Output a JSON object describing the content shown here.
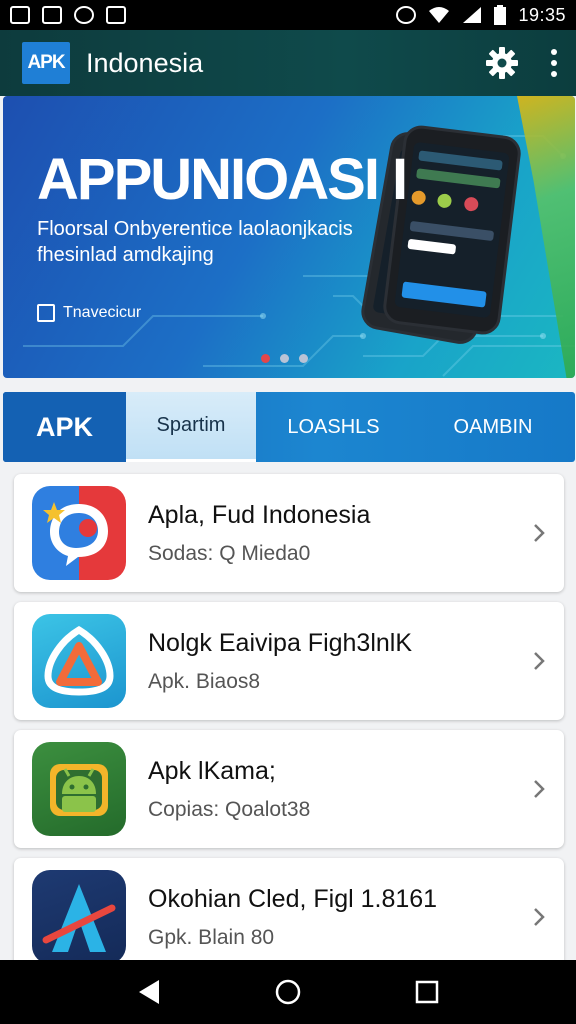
{
  "statusbar": {
    "time": "19:35"
  },
  "appbar": {
    "logo_text": "APK",
    "title": "Indonesia"
  },
  "banner": {
    "title": "APPUNIOASI I",
    "subtitle_line1": "Floorsal Onbyerentice laolaonjkacis",
    "subtitle_line2": "fhesinlad amdkajing",
    "badge_text": "Tnavecicur",
    "page_count": 3,
    "active_page": 1
  },
  "tabs": [
    {
      "label": "APK"
    },
    {
      "label": "Spartim"
    },
    {
      "label": "LOASHLS"
    },
    {
      "label": "OAMBIN"
    }
  ],
  "apps": [
    {
      "title": "Apla, Fud  Indonesia",
      "subtitle": "Sodas: Q Mieda0",
      "icon": "chat-bubble-icon"
    },
    {
      "title": "Nolgk Eaivipa Figh3lnlK",
      "subtitle": "Apk. Biaos8",
      "icon": "triangle-logo-icon"
    },
    {
      "title": "Apk lKama;",
      "subtitle": "Copias: Qoalot38",
      "icon": "android-icon"
    },
    {
      "title": "Okohian Cled, Figl 1.8161",
      "subtitle": "Gpk. Blain 80",
      "icon": "a-logo-icon"
    }
  ],
  "colors": {
    "appbar": "#0f4a4b",
    "tab_bar": "#1c86d0",
    "active_tab": "#d8ecf9",
    "accent_red": "#e2464a"
  }
}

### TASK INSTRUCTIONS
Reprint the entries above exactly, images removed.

### ANSWER TO THE PROBLEM
Output a JSON object describing the content shown here.
{
  "statusbar": {
    "time": "19:35"
  },
  "appbar": {
    "logo_text": "APK",
    "title": "Indonesia"
  },
  "banner": {
    "title": "APPUNIOASI I",
    "subtitle_line1": "Floorsal Onbyerentice laolaonjkacis",
    "subtitle_line2": "fhesinlad amdkajing",
    "badge_text": "Tnavecicur",
    "page_count": 3,
    "active_page": 1
  },
  "tabs": [
    {
      "label": "APK"
    },
    {
      "label": "Spartim"
    },
    {
      "label": "LOASHLS"
    },
    {
      "label": "OAMBIN"
    }
  ],
  "apps": [
    {
      "title": "Apla, Fud  Indonesia",
      "subtitle": "Sodas: Q Mieda0",
      "icon": "chat-bubble-icon"
    },
    {
      "title": "Nolgk Eaivipa Figh3lnlK",
      "subtitle": "Apk. Biaos8",
      "icon": "triangle-logo-icon"
    },
    {
      "title": "Apk lKama;",
      "subtitle": "Copias: Qoalot38",
      "icon": "android-icon"
    },
    {
      "title": "Okohian Cled, Figl 1.8161",
      "subtitle": "Gpk. Blain 80",
      "icon": "a-logo-icon"
    }
  ],
  "colors": {
    "appbar": "#0f4a4b",
    "tab_bar": "#1c86d0",
    "active_tab": "#d8ecf9",
    "accent_red": "#e2464a"
  }
}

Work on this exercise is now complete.